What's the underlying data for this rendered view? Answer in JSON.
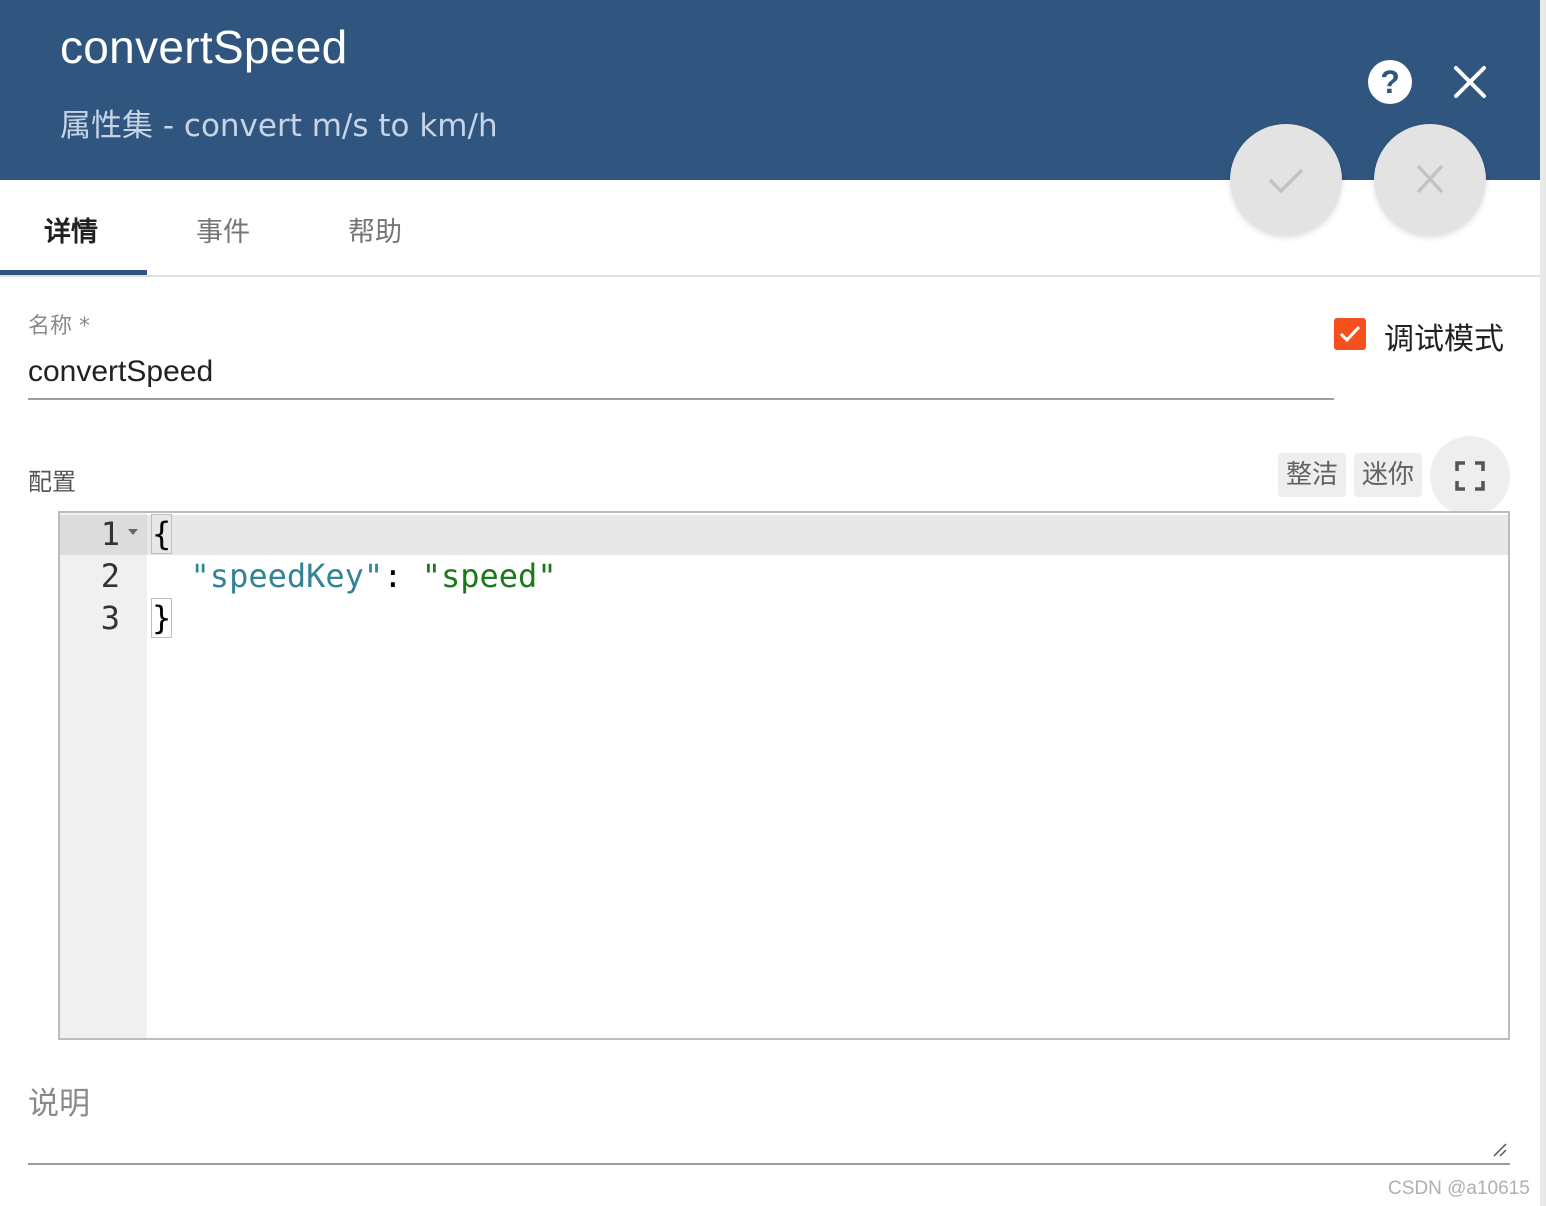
{
  "header": {
    "title": "convertSpeed",
    "subtitle": "属性集 - convert m/s to km/h",
    "help_glyph": "?",
    "icons": {
      "help": "help-circle-icon",
      "close": "close-icon",
      "confirm": "check-icon",
      "cancel": "close-icon"
    },
    "color": "#305680"
  },
  "tabs": [
    {
      "label": "详情",
      "active": true
    },
    {
      "label": "事件",
      "active": false
    },
    {
      "label": "帮助",
      "active": false
    }
  ],
  "name_field": {
    "label": "名称 *",
    "value": "convertSpeed"
  },
  "debug_mode": {
    "label": "调试模式",
    "checked": true,
    "color": "#f4511e"
  },
  "config": {
    "label": "配置",
    "buttons": {
      "tidy": "整洁",
      "mini": "迷你"
    },
    "fullscreen_icon": "fullscreen-icon",
    "editor": {
      "line_numbers": [
        "1",
        "2",
        "3"
      ],
      "line1": "{",
      "line2_key": "\"speedKey\"",
      "line2_colon": ": ",
      "line2_value": "\"speed\"",
      "line3": "}"
    }
  },
  "description": {
    "label": "说明",
    "value": ""
  },
  "watermark": "CSDN @a10615"
}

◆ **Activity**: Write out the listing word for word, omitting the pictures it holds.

◆ **Output**:
What's the underlying data for this rendered view? Answer in JSON.
{
  "header": {
    "title": "convertSpeed",
    "subtitle": "属性集 - convert m/s to km/h",
    "help_glyph": "?",
    "icons": {
      "help": "help-circle-icon",
      "close": "close-icon",
      "confirm": "check-icon",
      "cancel": "close-icon"
    },
    "color": "#305680"
  },
  "tabs": [
    {
      "label": "详情",
      "active": true
    },
    {
      "label": "事件",
      "active": false
    },
    {
      "label": "帮助",
      "active": false
    }
  ],
  "name_field": {
    "label": "名称 *",
    "value": "convertSpeed"
  },
  "debug_mode": {
    "label": "调试模式",
    "checked": true,
    "color": "#f4511e"
  },
  "config": {
    "label": "配置",
    "buttons": {
      "tidy": "整洁",
      "mini": "迷你"
    },
    "fullscreen_icon": "fullscreen-icon",
    "editor": {
      "line_numbers": [
        "1",
        "2",
        "3"
      ],
      "line1": "{",
      "line2_key": "\"speedKey\"",
      "line2_colon": ": ",
      "line2_value": "\"speed\"",
      "line3": "}"
    }
  },
  "description": {
    "label": "说明",
    "value": ""
  },
  "watermark": "CSDN @a10615"
}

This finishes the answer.